Pregnancy is like the ultimate detective. It leaves no stone (or body part) unturned. It will make your hair fall out, your skin stretch, and your feet grow (say goodbye to many of your pre-pregnancy shoes!). And the fun doesn’t end there. Pregnancy also takes a hit on dental health; cavities, gingivitis, periodontitis, and tooth erosion are on the list of pregnancy pleasures.
Here’s what can be on the to-do list of your teeth…
- Gingivitis (Gum Disease): Just like your hands and feet, your gums can swell during pregnancy. An increased inflammatory response to plaque can cause your gums to swell and bleed. Those who enter pregnancy with their dentist already on speed dial (a.k.a. you had gum disease before pregnancy) are more likely to experience a worsening during pregnancy. If this is you, make sure to pay particular attention to what your teeth and gums are doing!
- Loose Teeth: Due to an increase in hormones, flexibility in your joints and ligaments increases during pregnancy. And while this may make you excel in yoga, it makes your teeth super loose. Beware of sticky foods!
- Tooth Erosion: Your teeth like food. Your teeth like water. Your teeth don’t like vomit. Vomit contains gastric acid, and gastric acid can eat away at the enamel of the tooth, causing tooth erosion. Therefore, women with serious morning sickness are at risk for serious tooth erosion. Rinsing your mouth with a basic solution (baking soda + 1 cup of water) can help neutralize the acid.
- Cavities: What you take in and what your mouth puts out change during pregnancy. The pH of the mouth shifts to a slightly more acidic level. This acidity, combined with pregnancy cravings (a.k.a. more sweets and sugary foods), increases the risk of cavities. Don’t go to bed without brushing and flossing!
- Periodontitis: When gingivitis is ignored, it can become periodontitis. Simply stated, when bacteria make the gums their permanent home destroying the gum and the teeth, you have yourself a case of periodontitis. You can look forward to loose teeth, lost bone, and sometimes, even bacteria in the bloodstream. The latter, in the worst-case scenario, can lead to preterm labor. Don’t let it get to this point. If your gums don’t feel right, go right to someone to check them.

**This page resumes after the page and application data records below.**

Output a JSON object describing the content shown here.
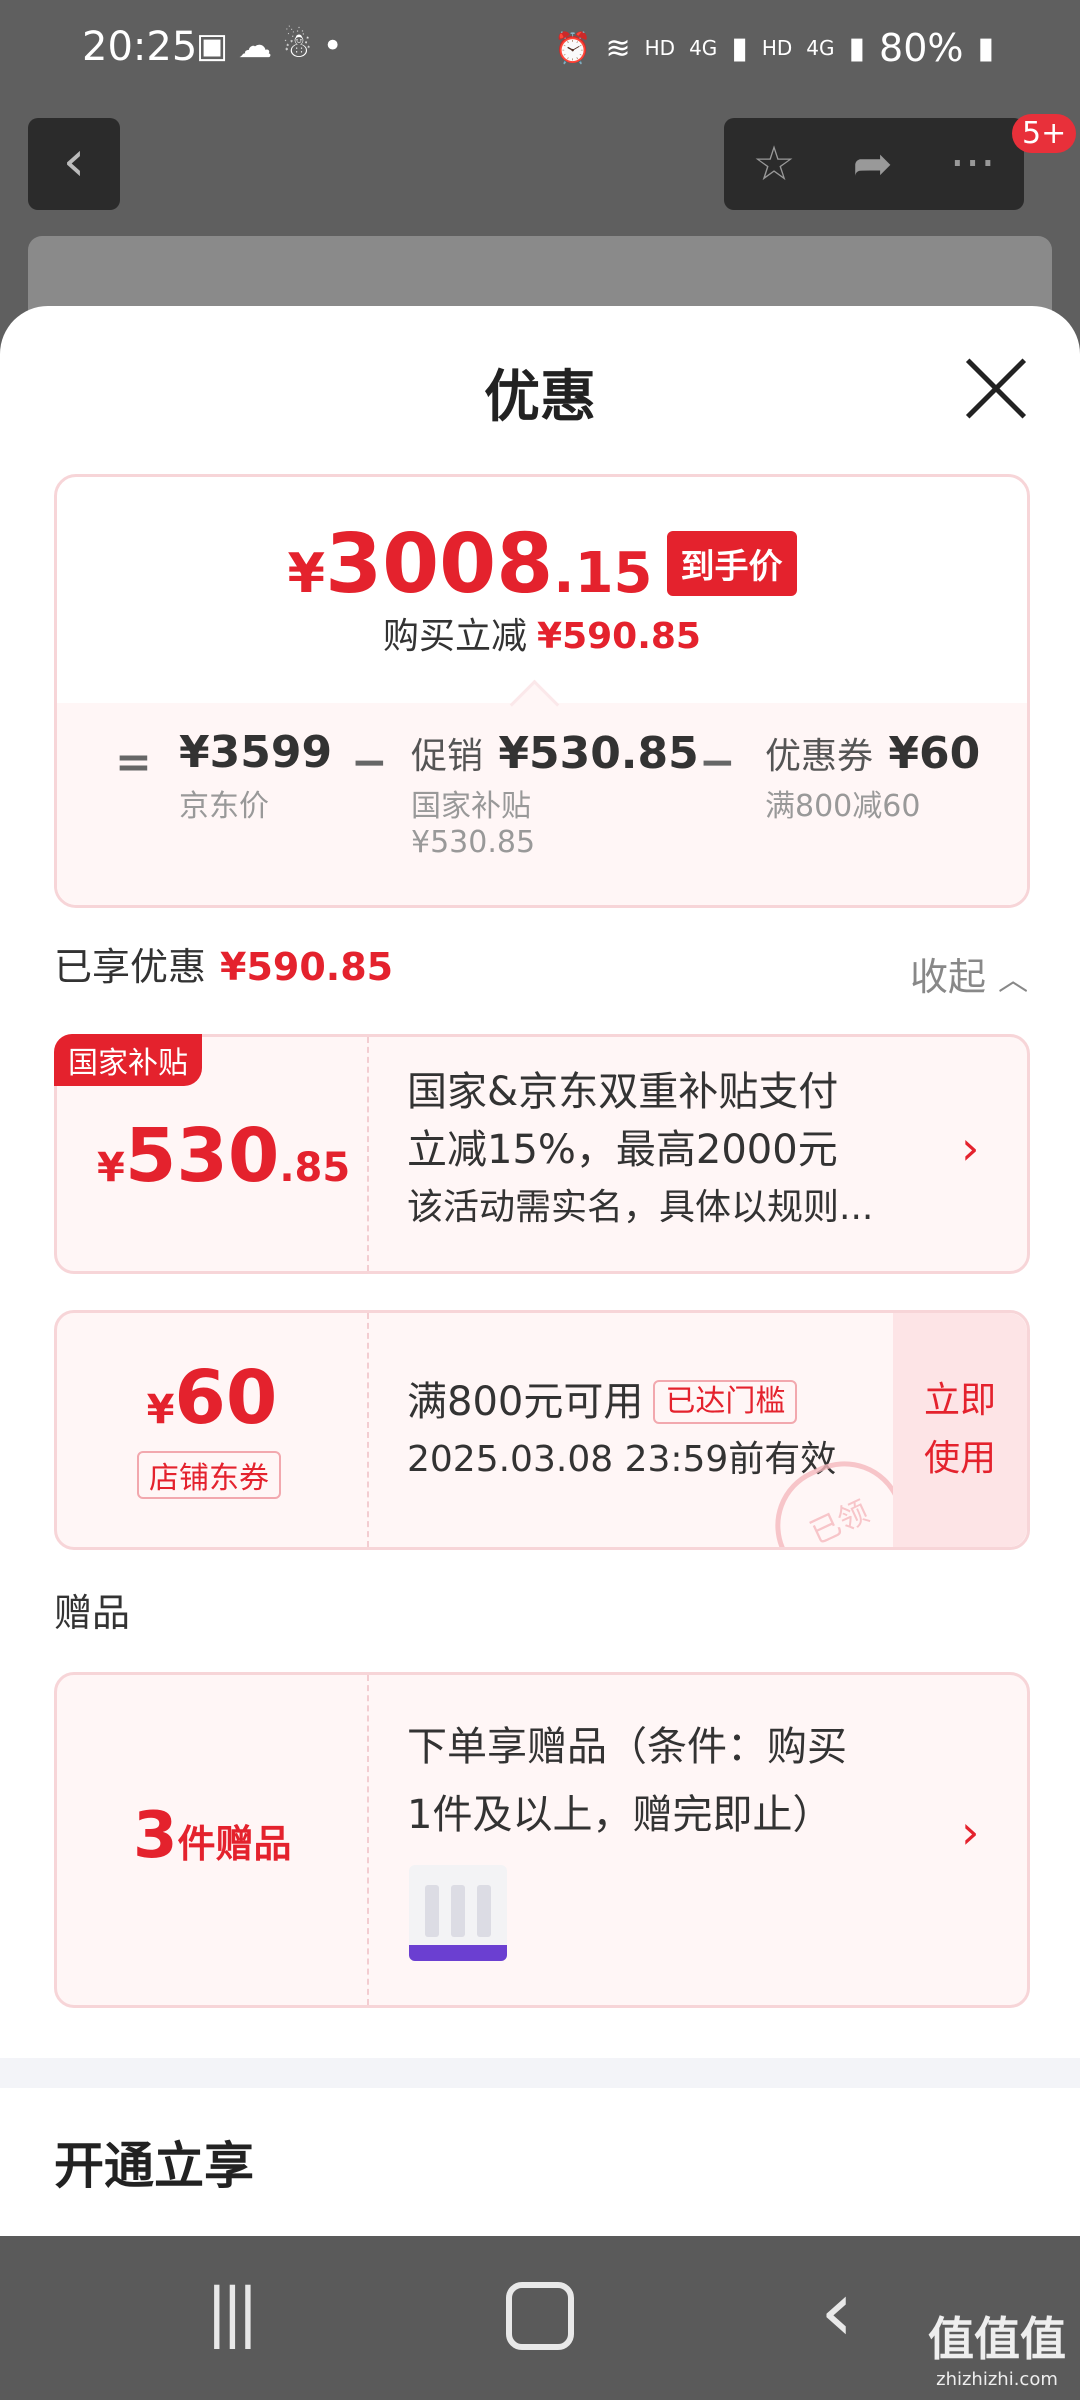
{
  "status_bar": {
    "time": "20:25",
    "battery": "80%",
    "icons_left": [
      "image-icon",
      "wechat-icon",
      "app-icon",
      "dot-icon"
    ],
    "icons_right": [
      "alarm-icon",
      "wifi-icon",
      "HD 4G signal",
      "HD 4G signal"
    ],
    "hd1": "HD",
    "net1": "4G",
    "hd2": "HD",
    "net2": "4G"
  },
  "top_nav": {
    "badge": "5+"
  },
  "sheet": {
    "title": "优惠",
    "summary": {
      "final_symbol": "¥",
      "final_int": "3008",
      "final_dec": ".15",
      "final_tag": "到手价",
      "reduce_label": "购买立减",
      "reduce_amount": "¥590.85",
      "eq": "=",
      "minus": "−",
      "base_amount": "¥3599",
      "base_label": "京东价",
      "promo_label": "促销",
      "promo_amount": "¥530.85",
      "promo_sub1": "国家补贴",
      "promo_sub2": "¥530.85",
      "coupon_label": "优惠券",
      "coupon_amount": "¥60",
      "coupon_sub": "满800减60"
    },
    "enjoyed": {
      "label": "已享优惠",
      "amount": "¥590.85",
      "collapse": "收起"
    },
    "subsidy_card": {
      "ribbon": "国家补贴",
      "symbol": "¥",
      "int": "530",
      "dec": ".85",
      "line1": "国家&京东双重补贴支付",
      "line2": "立减15%，最高2000元",
      "line3": "该活动需实名，具体以规则..."
    },
    "coupon_card": {
      "symbol": "¥",
      "amount": "60",
      "type": "店铺东券",
      "cond": "满800元可用",
      "pill": "已达门槛",
      "expiry": "2025.03.08 23:59前有效",
      "use_line1": "立即",
      "use_line2": "使用",
      "stamp": "已领"
    },
    "gifts": {
      "section": "赠品",
      "count": "3",
      "count_label": "件赠品",
      "line1": "下单享赠品（条件：购买",
      "line2": "1件及以上，赠完即止）"
    },
    "open_title": "开通立享"
  },
  "watermark": {
    "cn": "值值值",
    "en": "zhizhizhi.com"
  }
}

There is a lot about pregnancy that makes you smile and a lot that makes you frown. Whichever way your mouth is going, don’t forget about the 30-plus structures that stand behind them. Your teeth need to last you through pregnancy, postpartum, and beyond. Make sure to take care of them. After age 12, the tooth fairy brings nothing but a bill and a big-time headache!